Dr. Diamond and his colleagues ran MRI scans of 19 pre-menopausal women who had been diagnosed with HSSD and 7 women who had comparatively high sex drives (a very small sample, but not unusual for MRI studies). The women's brains were scanned while they watched a television screen which alternated between showing neutral programming and erotica. The researchers found that the insular cortex in women who did not have HSSD lit up during erotic scenes while those of women with HSDD did not. The conclusion that's being touted by the researchers is that HSDD is a real disease with real physiological causes, not something that's "only in the mind," which seems like kind of a weird thing to conclude from a study that only looked at responses in the brain.
Technically speaking they're right of course, anything that affects the brain is physiological, despite our tendency to think of it as something separate from our physical bodies. But there's nothing in the news reports that indicates that the differences in how women with HSDD's brains react to erotic stimuli give any clue as to the source of the problem. It could in fact originate in the mind, just as depression does, for example, or it could be caused by something more global, like a hormonal imbalance. In fact, it seems most likely that there is actually more than one cause for HSDD, since many things, such as depression, hormonal birth control, and polycystic ovary syndrome are known to affect women's libidos. Any of those things could be expected to produce the brain patterns seen in the study, since by definition having a low libido means subjects will not respond strongly to sexual stimuli. The researchers themselves don't appear to be claiming that the brain effects they see are the cause of the disorder, but many outlets are reporting it that way, which is frustrating because it's misleading. Even as the media is telling women their problem is real, they're also sort of backhandedly saying it is, actually, all in their minds.
Another thing that bothers me about the news reports on this issue is the slightly sexist slant they take. Men can and do suffer from low sex drives as well, but no such studies seem to have been done to determine if the cause lies in their brain. Rather, Doctors are more likely to look for things like low testosterone levels, prostate issues, or pituitary tumors. It's telling that researchers look at women's brains and men's bodies for what is essentially the same problem. I suspect that men with low sex drives would also not respond as strongly to erotica as men with high sex drives, but nobody is testing that. Scientists are human, and they bring their own biases into their research, especially when the subject involves human behavior in any way. Take for example, the way the brain activity is interpreted. The news reports state that the area of the brain that lights up in sexually responsive women is involved in processing and interpreting emotion, but it is also involved in perception of the body's state and motor control, as well as a host of other things. The results are framed as an emotional effect (typical women, it's all about emotions!), when they could just as easily have to do with miscommunication between the body and the brain. (The insular cortex, by the way, is also involved in the sensation of pain, and it lights up when subjects look at images of painful events. It would make sense if the sexual arousal response behaved similarly). Maybe the actual study has more detail on this, as well as information on other parts of the brain that may react differently in women with HSDD and those without it, but without seeing the study itself, it seems like the associations being drawn are inherently sexist.

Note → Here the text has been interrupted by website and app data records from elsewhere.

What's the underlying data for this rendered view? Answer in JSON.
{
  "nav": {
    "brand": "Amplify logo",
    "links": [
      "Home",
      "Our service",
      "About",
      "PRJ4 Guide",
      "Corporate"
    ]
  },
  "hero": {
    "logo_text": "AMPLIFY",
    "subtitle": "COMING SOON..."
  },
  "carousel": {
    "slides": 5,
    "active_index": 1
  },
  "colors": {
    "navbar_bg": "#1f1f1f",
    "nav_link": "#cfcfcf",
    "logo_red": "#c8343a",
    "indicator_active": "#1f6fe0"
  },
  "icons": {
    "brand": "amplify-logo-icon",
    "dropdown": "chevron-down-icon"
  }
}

It's probably going too far to say that these results detect anything more than a symptom of low sex drive - the lack of response to visual sexual stimuli - at least based on the information present in the news. The difference in brain response does indicate that this disorder is a general problem with arousal and not indifference to a particular partner. That may not help much in treating the issue, but it might be comforting for both women who suffer from the disorder and their partners, since a person's low sex drive can lead to their partner feeling rejected and cause a significant strain on relationships (and it's just as bad when the person with the low sex drive is male, which is one of the reasons I wish the medical community didn't think of this as a problem that affects only one sex). On the other hand, if these results hold up in further studies they may provide a way to detect if treatment for the disorder is working. It's likely that drugs to treat HSSD will continue to take the route that flibanserin attempted, by tackling the brain (flibanserin was originally intended as an anti-depressant), so knowing which part of the brain is primarily affected by low sex drive might be useful, though that's a very big might, since knowing which part of the brain is affected and knowing how to target that part of the brain are two different things. In the meantime, at least women (and men) suffering from HSSD have evidence that the problem is a physiological issue and not imaginary, even if it does turn out to be all in their heads.
Dr. Pisaster has a doctorate in biophysics, not actually anything sexy. She does however enjoy having sex, reading about sex, and talking about sex. Especially when she's had a little whiskey.